The issues are fun, Stern’s writing is comical, and I appreciate Lee Weeks’ art here far more than I did in his previous issue with Stern. His Juggernaut is imposing, and his version of Captain Universe is cool. I’m still getting John Romita Jr. vibes, sadly, but I see progression in Weeks’ art and I can appreciate what he’s done here better. Where the story falls apart a little for me is the fact that, while some may call it a celebration of the past, I just find it as a way to 1. Craft a filler story to keep fans waiting for the next Gauntlet-themed storyline, and 2. Pull together all these old elements—Captain Universe, the story being a sequel to Stern’s previous tale—in order to make older readers feel nostalgia. Much like the Blank story, it just feels a little unnatural to me. It’s like they’re trying to hit me over the head with nostalgia rather than letting the story naturally craft itself.
To its credit, the volume does also include the original "Nothing Can Stop the Juggernaut" tale Stern penned years ago.
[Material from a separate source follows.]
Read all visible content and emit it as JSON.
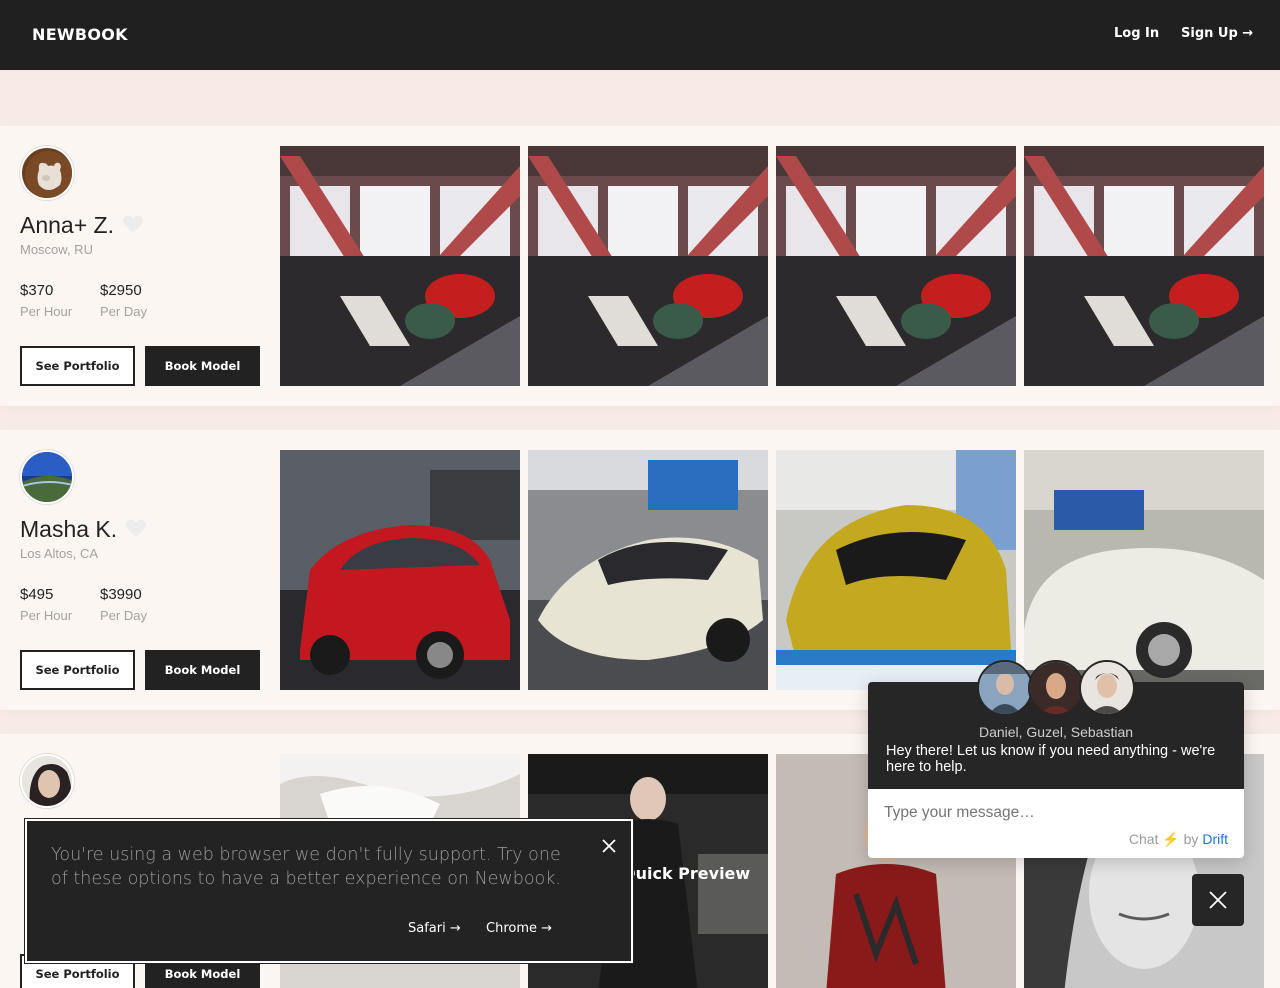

While it doesn't necessarily have to be included (one could argue it's only used to pad the volume, which would only have four issues otherwise), it's a nice touch by whoever decided to place it within the volume. Why just read the new story when you can catch up on the old one? Especially for readers like me who were aware of the tale but had yet to read it, it's a nice inclusion.
Ultimately, however, this story would’ve been better had it been placed elsewhere, perhaps in the weeks leading up to The Gauntlet, rather than taking away from The Gauntlet itself. There’s a reason I stopped buying single issues right before this volume: money. Maybe I sound harsh, but the fact that the awesome parts of The Gauntlet are so good make the poorer parts seem less awesome. This story, and the Morbius tale, are just padding. On its own, this Juggernaut tale is fun, the dialogue is catchy, and the art is enjoyable. Slotted in the middle of The Gauntlet, this tale makes me scratch my head and wonder why it's here.
Amazing Spider-Man, The Gauntlet, Vol. 4
© 2017 Nathan Kiehn